● WORK INSTRUCTIONS: Would you write out the full listing exactly, without any pictures?

● DATA RECORDS:
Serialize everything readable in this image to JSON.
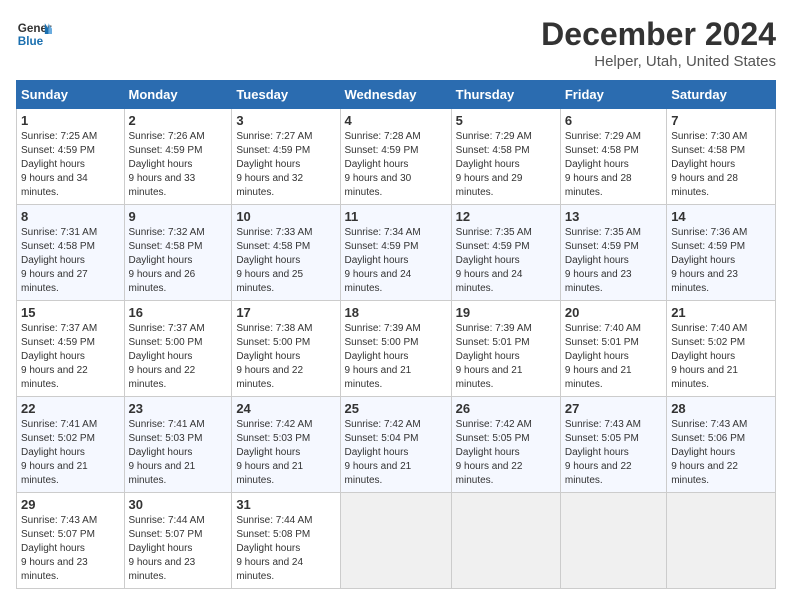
{
  "header": {
    "logo_line1": "General",
    "logo_line2": "Blue",
    "main_title": "December 2024",
    "subtitle": "Helper, Utah, United States"
  },
  "calendar": {
    "days_of_week": [
      "Sunday",
      "Monday",
      "Tuesday",
      "Wednesday",
      "Thursday",
      "Friday",
      "Saturday"
    ],
    "weeks": [
      [
        {
          "day": "1",
          "sunrise": "7:25 AM",
          "sunset": "4:59 PM",
          "daylight": "9 hours and 34 minutes."
        },
        {
          "day": "2",
          "sunrise": "7:26 AM",
          "sunset": "4:59 PM",
          "daylight": "9 hours and 33 minutes."
        },
        {
          "day": "3",
          "sunrise": "7:27 AM",
          "sunset": "4:59 PM",
          "daylight": "9 hours and 32 minutes."
        },
        {
          "day": "4",
          "sunrise": "7:28 AM",
          "sunset": "4:59 PM",
          "daylight": "9 hours and 30 minutes."
        },
        {
          "day": "5",
          "sunrise": "7:29 AM",
          "sunset": "4:58 PM",
          "daylight": "9 hours and 29 minutes."
        },
        {
          "day": "6",
          "sunrise": "7:29 AM",
          "sunset": "4:58 PM",
          "daylight": "9 hours and 28 minutes."
        },
        {
          "day": "7",
          "sunrise": "7:30 AM",
          "sunset": "4:58 PM",
          "daylight": "9 hours and 28 minutes."
        }
      ],
      [
        {
          "day": "8",
          "sunrise": "7:31 AM",
          "sunset": "4:58 PM",
          "daylight": "9 hours and 27 minutes."
        },
        {
          "day": "9",
          "sunrise": "7:32 AM",
          "sunset": "4:58 PM",
          "daylight": "9 hours and 26 minutes."
        },
        {
          "day": "10",
          "sunrise": "7:33 AM",
          "sunset": "4:58 PM",
          "daylight": "9 hours and 25 minutes."
        },
        {
          "day": "11",
          "sunrise": "7:34 AM",
          "sunset": "4:59 PM",
          "daylight": "9 hours and 24 minutes."
        },
        {
          "day": "12",
          "sunrise": "7:35 AM",
          "sunset": "4:59 PM",
          "daylight": "9 hours and 24 minutes."
        },
        {
          "day": "13",
          "sunrise": "7:35 AM",
          "sunset": "4:59 PM",
          "daylight": "9 hours and 23 minutes."
        },
        {
          "day": "14",
          "sunrise": "7:36 AM",
          "sunset": "4:59 PM",
          "daylight": "9 hours and 23 minutes."
        }
      ],
      [
        {
          "day": "15",
          "sunrise": "7:37 AM",
          "sunset": "4:59 PM",
          "daylight": "9 hours and 22 minutes."
        },
        {
          "day": "16",
          "sunrise": "7:37 AM",
          "sunset": "5:00 PM",
          "daylight": "9 hours and 22 minutes."
        },
        {
          "day": "17",
          "sunrise": "7:38 AM",
          "sunset": "5:00 PM",
          "daylight": "9 hours and 22 minutes."
        },
        {
          "day": "18",
          "sunrise": "7:39 AM",
          "sunset": "5:00 PM",
          "daylight": "9 hours and 21 minutes."
        },
        {
          "day": "19",
          "sunrise": "7:39 AM",
          "sunset": "5:01 PM",
          "daylight": "9 hours and 21 minutes."
        },
        {
          "day": "20",
          "sunrise": "7:40 AM",
          "sunset": "5:01 PM",
          "daylight": "9 hours and 21 minutes."
        },
        {
          "day": "21",
          "sunrise": "7:40 AM",
          "sunset": "5:02 PM",
          "daylight": "9 hours and 21 minutes."
        }
      ],
      [
        {
          "day": "22",
          "sunrise": "7:41 AM",
          "sunset": "5:02 PM",
          "daylight": "9 hours and 21 minutes."
        },
        {
          "day": "23",
          "sunrise": "7:41 AM",
          "sunset": "5:03 PM",
          "daylight": "9 hours and 21 minutes."
        },
        {
          "day": "24",
          "sunrise": "7:42 AM",
          "sunset": "5:03 PM",
          "daylight": "9 hours and 21 minutes."
        },
        {
          "day": "25",
          "sunrise": "7:42 AM",
          "sunset": "5:04 PM",
          "daylight": "9 hours and 21 minutes."
        },
        {
          "day": "26",
          "sunrise": "7:42 AM",
          "sunset": "5:05 PM",
          "daylight": "9 hours and 22 minutes."
        },
        {
          "day": "27",
          "sunrise": "7:43 AM",
          "sunset": "5:05 PM",
          "daylight": "9 hours and 22 minutes."
        },
        {
          "day": "28",
          "sunrise": "7:43 AM",
          "sunset": "5:06 PM",
          "daylight": "9 hours and 22 minutes."
        }
      ],
      [
        {
          "day": "29",
          "sunrise": "7:43 AM",
          "sunset": "5:07 PM",
          "daylight": "9 hours and 23 minutes."
        },
        {
          "day": "30",
          "sunrise": "7:44 AM",
          "sunset": "5:07 PM",
          "daylight": "9 hours and 23 minutes."
        },
        {
          "day": "31",
          "sunrise": "7:44 AM",
          "sunset": "5:08 PM",
          "daylight": "9 hours and 24 minutes."
        },
        null,
        null,
        null,
        null
      ]
    ]
  }
}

● ANSWER SPACE:
Serialize everything readable in this image to JSON.
{
  "header": {
    "logo_line1": "General",
    "logo_line2": "Blue",
    "main_title": "December 2024",
    "subtitle": "Helper, Utah, United States"
  },
  "calendar": {
    "days_of_week": [
      "Sunday",
      "Monday",
      "Tuesday",
      "Wednesday",
      "Thursday",
      "Friday",
      "Saturday"
    ],
    "weeks": [
      [
        {
          "day": "1",
          "sunrise": "7:25 AM",
          "sunset": "4:59 PM",
          "daylight": "9 hours and 34 minutes."
        },
        {
          "day": "2",
          "sunrise": "7:26 AM",
          "sunset": "4:59 PM",
          "daylight": "9 hours and 33 minutes."
        },
        {
          "day": "3",
          "sunrise": "7:27 AM",
          "sunset": "4:59 PM",
          "daylight": "9 hours and 32 minutes."
        },
        {
          "day": "4",
          "sunrise": "7:28 AM",
          "sunset": "4:59 PM",
          "daylight": "9 hours and 30 minutes."
        },
        {
          "day": "5",
          "sunrise": "7:29 AM",
          "sunset": "4:58 PM",
          "daylight": "9 hours and 29 minutes."
        },
        {
          "day": "6",
          "sunrise": "7:29 AM",
          "sunset": "4:58 PM",
          "daylight": "9 hours and 28 minutes."
        },
        {
          "day": "7",
          "sunrise": "7:30 AM",
          "sunset": "4:58 PM",
          "daylight": "9 hours and 28 minutes."
        }
      ],
      [
        {
          "day": "8",
          "sunrise": "7:31 AM",
          "sunset": "4:58 PM",
          "daylight": "9 hours and 27 minutes."
        },
        {
          "day": "9",
          "sunrise": "7:32 AM",
          "sunset": "4:58 PM",
          "daylight": "9 hours and 26 minutes."
        },
        {
          "day": "10",
          "sunrise": "7:33 AM",
          "sunset": "4:58 PM",
          "daylight": "9 hours and 25 minutes."
        },
        {
          "day": "11",
          "sunrise": "7:34 AM",
          "sunset": "4:59 PM",
          "daylight": "9 hours and 24 minutes."
        },
        {
          "day": "12",
          "sunrise": "7:35 AM",
          "sunset": "4:59 PM",
          "daylight": "9 hours and 24 minutes."
        },
        {
          "day": "13",
          "sunrise": "7:35 AM",
          "sunset": "4:59 PM",
          "daylight": "9 hours and 23 minutes."
        },
        {
          "day": "14",
          "sunrise": "7:36 AM",
          "sunset": "4:59 PM",
          "daylight": "9 hours and 23 minutes."
        }
      ],
      [
        {
          "day": "15",
          "sunrise": "7:37 AM",
          "sunset": "4:59 PM",
          "daylight": "9 hours and 22 minutes."
        },
        {
          "day": "16",
          "sunrise": "7:37 AM",
          "sunset": "5:00 PM",
          "daylight": "9 hours and 22 minutes."
        },
        {
          "day": "17",
          "sunrise": "7:38 AM",
          "sunset": "5:00 PM",
          "daylight": "9 hours and 22 minutes."
        },
        {
          "day": "18",
          "sunrise": "7:39 AM",
          "sunset": "5:00 PM",
          "daylight": "9 hours and 21 minutes."
        },
        {
          "day": "19",
          "sunrise": "7:39 AM",
          "sunset": "5:01 PM",
          "daylight": "9 hours and 21 minutes."
        },
        {
          "day": "20",
          "sunrise": "7:40 AM",
          "sunset": "5:01 PM",
          "daylight": "9 hours and 21 minutes."
        },
        {
          "day": "21",
          "sunrise": "7:40 AM",
          "sunset": "5:02 PM",
          "daylight": "9 hours and 21 minutes."
        }
      ],
      [
        {
          "day": "22",
          "sunrise": "7:41 AM",
          "sunset": "5:02 PM",
          "daylight": "9 hours and 21 minutes."
        },
        {
          "day": "23",
          "sunrise": "7:41 AM",
          "sunset": "5:03 PM",
          "daylight": "9 hours and 21 minutes."
        },
        {
          "day": "24",
          "sunrise": "7:42 AM",
          "sunset": "5:03 PM",
          "daylight": "9 hours and 21 minutes."
        },
        {
          "day": "25",
          "sunrise": "7:42 AM",
          "sunset": "5:04 PM",
          "daylight": "9 hours and 21 minutes."
        },
        {
          "day": "26",
          "sunrise": "7:42 AM",
          "sunset": "5:05 PM",
          "daylight": "9 hours and 22 minutes."
        },
        {
          "day": "27",
          "sunrise": "7:43 AM",
          "sunset": "5:05 PM",
          "daylight": "9 hours and 22 minutes."
        },
        {
          "day": "28",
          "sunrise": "7:43 AM",
          "sunset": "5:06 PM",
          "daylight": "9 hours and 22 minutes."
        }
      ],
      [
        {
          "day": "29",
          "sunrise": "7:43 AM",
          "sunset": "5:07 PM",
          "daylight": "9 hours and 23 minutes."
        },
        {
          "day": "30",
          "sunrise": "7:44 AM",
          "sunset": "5:07 PM",
          "daylight": "9 hours and 23 minutes."
        },
        {
          "day": "31",
          "sunrise": "7:44 AM",
          "sunset": "5:08 PM",
          "daylight": "9 hours and 24 minutes."
        },
        null,
        null,
        null,
        null
      ]
    ]
  }
}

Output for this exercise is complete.